Ericsson goes ‘massive’ with a comprehensive services offering for heterogeneous IoT
via Flickr © Arild Vågen (CC BY-SA 2.0)
- Ericsson prepares telcos' networks for massive IoT
- Offers a suite of services for network design and optimization, deployment, operation and management
- Is also preparing machine learning to cope with IoT complexity
In our business the ‘m’ word is usually brought out to describe exponential increases in something or other. For instance, Massive MIMO earns ‘massive’ because it applies up to 128 antennas to a multiple input, multiple output (MIMO) radio link.
We all know that IoT is on a significant growth phase and that the connected device tally is expected to hit something like 18 billion in 2022. That’s a big number and it’s the reason, apparently, that Ericsson has decided to unveil a suite of services for IoT called ‘Massive IoT’ since the company envisages that the telco IoT networks it’s in the process of helping to build will be massive heterogeneous IoT networks that will need special treatment.
So its vision is to offer “a broad range of radio network services” that will be able to rationalise the various network types (NB-IoT, LTE-M and more, perhaps even networks operating across unlicensed spectrum) into one big hetero network serviced by a suite of Ericsson tools and services to make the whole thing coherent from a customer IoT application perspective.
At this stage these will be for IoT network design and optimization, deployment, operation and management, all supported by its recently expanded Support Services offering.
According to Peter Laurin, Ericsson’s Head of Business Area Managed Services: “We anticipate IoT devices will surpass mobile phones as the largest category of connected devices as early as 2018… This massive uptake requires a different approach to network planning, design, operations and capabilities than traditional mobile broadband networks.”
Ericsson says it’s also introducing new IoT software features, such as Voice over LTE (VoLTE) support for Cat-M1 so operators to explore new use cases - adding voice to security alarm panels or remote first-aid kits, for instance.
Being a ‘massive’ network, the old hand-tooled monitoring and configuring tasks undertaken from a classic Network Operations Centre (NOC) has to be a thing of the past too.
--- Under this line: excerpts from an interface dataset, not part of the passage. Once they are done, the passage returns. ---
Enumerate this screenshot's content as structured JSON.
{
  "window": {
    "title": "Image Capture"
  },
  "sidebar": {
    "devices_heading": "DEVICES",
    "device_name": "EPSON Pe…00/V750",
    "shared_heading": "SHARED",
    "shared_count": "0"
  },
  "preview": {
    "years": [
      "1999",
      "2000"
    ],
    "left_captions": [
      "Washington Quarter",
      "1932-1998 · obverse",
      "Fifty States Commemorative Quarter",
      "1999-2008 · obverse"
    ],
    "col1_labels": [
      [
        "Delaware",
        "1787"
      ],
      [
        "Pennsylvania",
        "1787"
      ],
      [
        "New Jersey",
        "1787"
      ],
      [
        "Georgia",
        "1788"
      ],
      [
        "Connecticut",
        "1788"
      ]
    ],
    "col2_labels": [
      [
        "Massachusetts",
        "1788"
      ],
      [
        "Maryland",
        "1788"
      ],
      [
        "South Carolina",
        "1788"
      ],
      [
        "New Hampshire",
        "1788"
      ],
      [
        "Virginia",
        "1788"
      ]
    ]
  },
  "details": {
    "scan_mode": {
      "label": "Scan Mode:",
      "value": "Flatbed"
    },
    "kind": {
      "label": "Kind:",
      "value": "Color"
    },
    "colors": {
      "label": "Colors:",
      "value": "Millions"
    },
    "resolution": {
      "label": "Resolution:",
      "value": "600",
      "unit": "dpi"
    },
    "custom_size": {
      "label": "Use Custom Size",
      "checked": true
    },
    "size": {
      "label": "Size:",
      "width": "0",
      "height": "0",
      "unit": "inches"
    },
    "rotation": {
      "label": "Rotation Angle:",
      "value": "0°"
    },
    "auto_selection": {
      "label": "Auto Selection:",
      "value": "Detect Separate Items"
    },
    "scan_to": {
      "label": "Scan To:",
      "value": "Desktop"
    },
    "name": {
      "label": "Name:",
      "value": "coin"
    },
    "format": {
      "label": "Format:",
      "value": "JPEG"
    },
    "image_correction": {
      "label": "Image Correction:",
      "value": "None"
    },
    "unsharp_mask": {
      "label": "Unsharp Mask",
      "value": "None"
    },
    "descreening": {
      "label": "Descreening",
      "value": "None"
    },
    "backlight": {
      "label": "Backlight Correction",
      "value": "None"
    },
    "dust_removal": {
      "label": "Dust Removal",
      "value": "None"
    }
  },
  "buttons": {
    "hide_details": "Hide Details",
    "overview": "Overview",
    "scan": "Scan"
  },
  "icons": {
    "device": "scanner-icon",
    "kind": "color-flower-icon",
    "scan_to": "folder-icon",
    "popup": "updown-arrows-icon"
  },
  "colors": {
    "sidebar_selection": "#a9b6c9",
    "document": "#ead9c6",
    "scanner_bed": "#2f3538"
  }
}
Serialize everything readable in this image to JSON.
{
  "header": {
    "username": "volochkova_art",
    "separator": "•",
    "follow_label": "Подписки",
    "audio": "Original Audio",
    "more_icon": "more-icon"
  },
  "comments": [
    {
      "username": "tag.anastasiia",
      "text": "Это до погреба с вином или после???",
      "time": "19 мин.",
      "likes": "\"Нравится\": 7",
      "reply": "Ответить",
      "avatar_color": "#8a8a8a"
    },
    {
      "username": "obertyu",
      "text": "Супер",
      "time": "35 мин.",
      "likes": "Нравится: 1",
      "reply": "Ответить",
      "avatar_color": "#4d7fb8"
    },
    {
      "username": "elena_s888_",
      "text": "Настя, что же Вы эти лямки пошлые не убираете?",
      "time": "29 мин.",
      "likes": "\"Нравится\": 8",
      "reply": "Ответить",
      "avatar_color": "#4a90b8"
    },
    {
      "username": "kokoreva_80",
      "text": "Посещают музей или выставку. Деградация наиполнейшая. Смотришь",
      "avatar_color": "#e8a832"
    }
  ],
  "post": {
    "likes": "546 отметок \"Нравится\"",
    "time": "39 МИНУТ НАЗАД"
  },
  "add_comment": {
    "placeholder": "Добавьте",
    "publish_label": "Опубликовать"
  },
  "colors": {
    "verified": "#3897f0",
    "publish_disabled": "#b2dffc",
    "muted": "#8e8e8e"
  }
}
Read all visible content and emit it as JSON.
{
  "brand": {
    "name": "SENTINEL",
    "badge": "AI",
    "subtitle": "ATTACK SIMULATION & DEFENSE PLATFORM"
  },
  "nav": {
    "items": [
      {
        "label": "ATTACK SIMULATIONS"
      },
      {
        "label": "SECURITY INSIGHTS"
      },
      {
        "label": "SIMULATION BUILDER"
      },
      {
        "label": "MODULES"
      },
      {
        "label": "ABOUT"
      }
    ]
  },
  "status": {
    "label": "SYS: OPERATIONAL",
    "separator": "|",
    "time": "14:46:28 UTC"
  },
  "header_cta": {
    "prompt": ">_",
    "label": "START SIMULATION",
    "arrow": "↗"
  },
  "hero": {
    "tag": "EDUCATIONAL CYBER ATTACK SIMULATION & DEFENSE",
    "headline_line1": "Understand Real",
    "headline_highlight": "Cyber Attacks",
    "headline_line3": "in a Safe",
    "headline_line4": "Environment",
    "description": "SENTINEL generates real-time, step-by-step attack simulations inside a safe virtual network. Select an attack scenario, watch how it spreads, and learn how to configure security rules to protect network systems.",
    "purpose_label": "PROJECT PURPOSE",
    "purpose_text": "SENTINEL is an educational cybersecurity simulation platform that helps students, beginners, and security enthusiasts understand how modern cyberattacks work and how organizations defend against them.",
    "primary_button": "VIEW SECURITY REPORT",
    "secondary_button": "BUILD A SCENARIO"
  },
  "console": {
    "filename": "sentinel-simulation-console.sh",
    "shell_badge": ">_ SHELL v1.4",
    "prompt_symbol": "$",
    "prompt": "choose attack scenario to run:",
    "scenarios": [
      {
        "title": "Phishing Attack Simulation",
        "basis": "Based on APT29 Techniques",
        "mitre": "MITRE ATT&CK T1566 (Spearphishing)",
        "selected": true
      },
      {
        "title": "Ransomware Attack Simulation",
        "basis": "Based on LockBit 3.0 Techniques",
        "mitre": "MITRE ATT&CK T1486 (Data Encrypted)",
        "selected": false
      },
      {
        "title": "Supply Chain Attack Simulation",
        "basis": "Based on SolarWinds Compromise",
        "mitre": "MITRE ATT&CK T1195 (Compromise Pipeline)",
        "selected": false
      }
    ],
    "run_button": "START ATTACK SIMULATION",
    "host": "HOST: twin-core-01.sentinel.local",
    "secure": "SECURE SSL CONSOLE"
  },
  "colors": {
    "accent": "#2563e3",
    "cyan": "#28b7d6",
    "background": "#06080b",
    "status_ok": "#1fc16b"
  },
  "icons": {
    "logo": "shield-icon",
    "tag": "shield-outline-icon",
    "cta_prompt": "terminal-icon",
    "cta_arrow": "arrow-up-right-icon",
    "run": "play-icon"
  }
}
Both ‘massive’ and ‘complex’ probably means automated machine learning is a must so that operators can manage delivery costs and “take a proactive approach to event and incident management,” and this is what Ericsson proposes to make available too.
Ericsson claims that in a trial, 80 per cent of all network ‘incidents’ were identified by machine learning only, with no human intervention – and the root cause was identified correctly in 77 per cent of cases. So massive, complicated and automated, here we come.